→ EXERCISE REQUIREMENTS:
Search the listing below for the word "description" and return each line that contains it.

→ DATA SUPPLIED:
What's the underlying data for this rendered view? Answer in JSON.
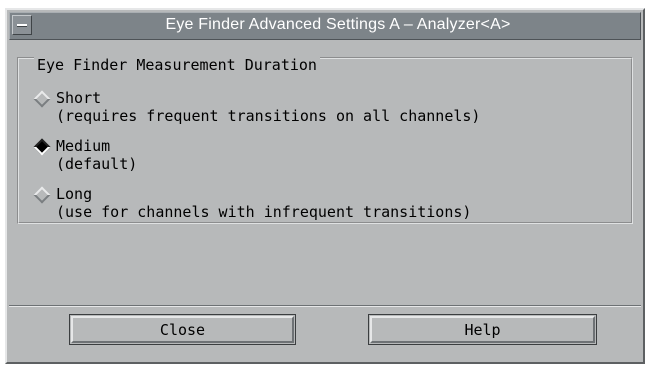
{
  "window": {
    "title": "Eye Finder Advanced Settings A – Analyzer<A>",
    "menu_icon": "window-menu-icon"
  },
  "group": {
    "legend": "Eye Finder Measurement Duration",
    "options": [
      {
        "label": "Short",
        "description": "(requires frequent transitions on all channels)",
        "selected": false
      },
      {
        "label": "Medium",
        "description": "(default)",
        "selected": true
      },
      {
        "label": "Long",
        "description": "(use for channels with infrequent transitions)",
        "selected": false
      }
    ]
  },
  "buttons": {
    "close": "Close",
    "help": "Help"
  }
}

→ ANSWER TO THE EXERCISE:
        "description": "(requires frequent transitions on all channels)",
        "description": "(default)",
        "description": "(use for channels with infrequent transitions)",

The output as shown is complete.